Stripey Tiramisu
Anyway, who doesn’t love stripes?! It’s like wearing a circus ON MY BODY.

Stripey Tiramisu
This fabric is from the giant sale at my local fabric store, where I totally cleaned up last month. I actually have this stuff in black/white stripes too (and I think I bought some crazy amount, like 4 yards of it haha). It’s so stripey and soft and awesome. It’s also kind of not really suitable for this kind of dress; it’s VERY stretchy, 4 ways, and super drapey. I had to make a few changes to the pattern to get it to work – which ended up ok in the end, but please heed my warning: you need something more stable for this dress, unless you want to futz with the fit all night like I did.

Stripey Tiramisu
Still, it turned out pretty cute, if I do say so myself! And it looks so good with my new shoes :D

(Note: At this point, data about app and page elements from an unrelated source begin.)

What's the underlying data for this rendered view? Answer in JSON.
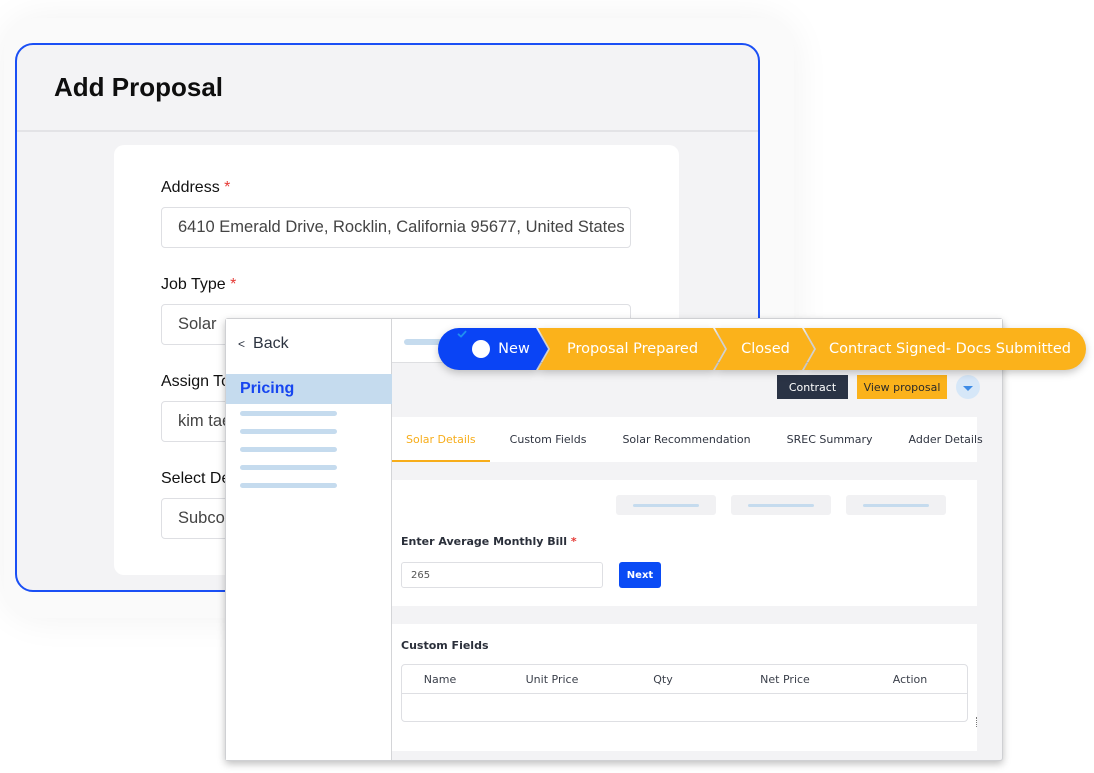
{
  "proposal_form": {
    "title": "Add Proposal",
    "fields": [
      {
        "label": "Address",
        "required": "*",
        "value": "6410 Emerald Drive, Rocklin, California 95677, United States"
      },
      {
        "label": "Job Type",
        "required": "*",
        "value": "Solar"
      },
      {
        "label": "Assign To",
        "required": "",
        "value": "kim tae"
      },
      {
        "label": "Select De",
        "required": "",
        "value": "Subcon"
      }
    ]
  },
  "side_nav": {
    "back_label": "Back",
    "active_item": "Pricing"
  },
  "pipeline": {
    "stages": [
      {
        "label": "New",
        "state": "completed",
        "icon": "check-circle-icon"
      },
      {
        "label": "Proposal Prepared",
        "state": "pending"
      },
      {
        "label": "Closed",
        "state": "pending"
      },
      {
        "label": "Contract Signed- Docs Submitted",
        "state": "pending"
      }
    ],
    "colors": {
      "completed": "#0a44f5",
      "pending": "#fbb21b"
    }
  },
  "actions": {
    "contract_label": "Contract",
    "view_proposal_label": "View proposal",
    "dropdown_icon": "caret-down-icon"
  },
  "tabs": [
    {
      "label": "Solar Details",
      "active": true
    },
    {
      "label": "Custom Fields",
      "active": false
    },
    {
      "label": "Solar Recommendation",
      "active": false
    },
    {
      "label": "SREC Summary",
      "active": false
    },
    {
      "label": "Adder Details",
      "active": false
    }
  ],
  "bill": {
    "label": "Enter Average Monthly Bill",
    "required": "*",
    "value": "265",
    "next_label": "Next"
  },
  "custom_fields": {
    "title": "Custom Fields",
    "columns": [
      "Name",
      "Unit Price",
      "Qty",
      "Net Price",
      "Action"
    ],
    "rows": []
  }
}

Stripey Tiramisu
Anyway, let’s talk about the changes I made:
- I reduced the size of the bust to a C on the pattern tissue, but once I basted the top together to test the fit, it was still a bit low (as the fabric was pulling under it’s own weight. And this was before the skirt was attached!). I removed another 3/4″ from the underbust, although looking at these pictures, I could’ve stood to remove a little more.
- I reduced the waist by 3/4″ before sewing; once sewn up I had to take in the side seams another 1/2″ or so. I’m telling you – this fabric is soo stretchy!
- I shortened the neck and arm bands and stretched them to fit when I sewed them on; without stretching, they would have ended up floppy.
- I shortened the hem twice – first hacked about 3.5″ off the pattern tissue, then another 2″ when the dress was sewn up as the skirt had stretched under it’s own weight.
- I left out the pockets – I feel like they add a lot of bulk with fabric like this.

Stripey Tiramisu
I tried to match up the stripes, but I didn’t do the best job. They match up on this side…

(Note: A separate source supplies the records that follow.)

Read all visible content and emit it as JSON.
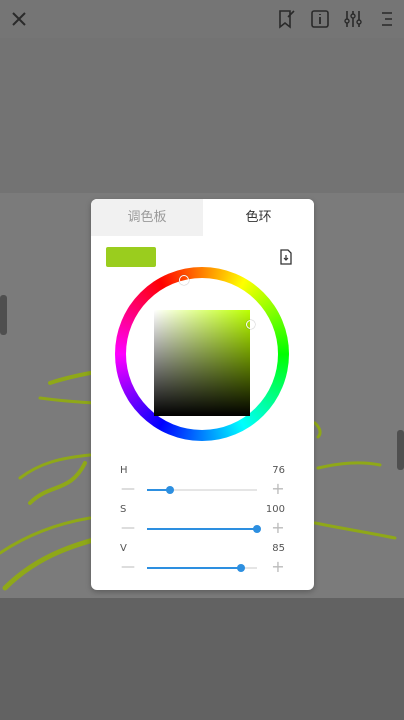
{
  "app": {
    "toolbar": {
      "close_icon": "close-icon",
      "icons": [
        "bookmark-edit-icon",
        "info-icon",
        "sliders-icon",
        "menu-icon"
      ]
    }
  },
  "color_panel": {
    "tabs": [
      {
        "label": "调色板",
        "active": false
      },
      {
        "label": "色环",
        "active": true
      }
    ],
    "current_color": "#9ACD1E",
    "import_icon": "import-file-icon",
    "hsv": [
      {
        "label": "H",
        "value": "76",
        "fraction": 0.21
      },
      {
        "label": "S",
        "value": "100",
        "fraction": 1.0
      },
      {
        "label": "V",
        "value": "85",
        "fraction": 0.85
      }
    ]
  },
  "colors": {
    "accent": "#2D8FE0",
    "stroke_color": "#8FA818"
  }
}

Stripey Tiramisu
… but not the other side. This is partially because the fabric was a PAIN IN THE ASS to cut (so shifty!), and partially because I had to keep sucking in the side seams after the dress was finished, to get it to fit. Also, please note that the waistband is not cut straight. Again, shifty fuckin fabric.

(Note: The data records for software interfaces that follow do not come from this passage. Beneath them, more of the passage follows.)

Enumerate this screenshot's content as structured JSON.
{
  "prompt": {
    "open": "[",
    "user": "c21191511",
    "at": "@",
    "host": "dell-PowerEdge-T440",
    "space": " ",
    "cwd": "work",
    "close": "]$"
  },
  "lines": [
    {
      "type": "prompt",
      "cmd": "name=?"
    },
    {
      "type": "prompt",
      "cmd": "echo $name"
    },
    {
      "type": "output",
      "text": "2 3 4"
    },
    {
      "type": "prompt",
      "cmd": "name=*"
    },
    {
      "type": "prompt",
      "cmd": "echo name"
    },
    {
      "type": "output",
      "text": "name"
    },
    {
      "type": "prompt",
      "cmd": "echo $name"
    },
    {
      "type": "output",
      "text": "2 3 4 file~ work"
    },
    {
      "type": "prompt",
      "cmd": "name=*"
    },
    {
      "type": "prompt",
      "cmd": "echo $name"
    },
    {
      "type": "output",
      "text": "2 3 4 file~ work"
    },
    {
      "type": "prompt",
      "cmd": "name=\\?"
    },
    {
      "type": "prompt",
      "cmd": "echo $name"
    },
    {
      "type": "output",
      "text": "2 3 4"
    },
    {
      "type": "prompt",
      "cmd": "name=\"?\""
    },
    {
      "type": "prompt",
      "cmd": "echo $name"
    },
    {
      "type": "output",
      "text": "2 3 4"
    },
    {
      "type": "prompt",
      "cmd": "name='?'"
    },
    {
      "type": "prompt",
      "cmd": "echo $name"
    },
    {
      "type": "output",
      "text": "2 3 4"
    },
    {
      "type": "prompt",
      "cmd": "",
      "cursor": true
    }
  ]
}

Stripey Tiramisu
The shoulder seams also do not completely match up. Oh well!

Despite my problems with the fabric, the gape factor is pretty non-existent:
Stripey Tiramisu
Stripey Tiramisu
I think the key to this is shortening the bands and stretching them to fit the neckline. It kind of sucks everything in, and allows it to curve to your body.

Stripey Tiramisu
If you have your heart set on sewing this pattern with a very drapey fabric, make sure you are vigilant about pressing every seam. It really makes a huge difference, especially on the bands.

Stripey Tiramisu
Stripey Tiramisu
Sorry about all the loose threads; I had literally just finished the dress before I took the pictures :)

Stripey Tiramisu
Now then, let’s have a bit of Spring up in here, pls?

Follow

Get every new post delivered to your Inbox.

Join 1,764 other followers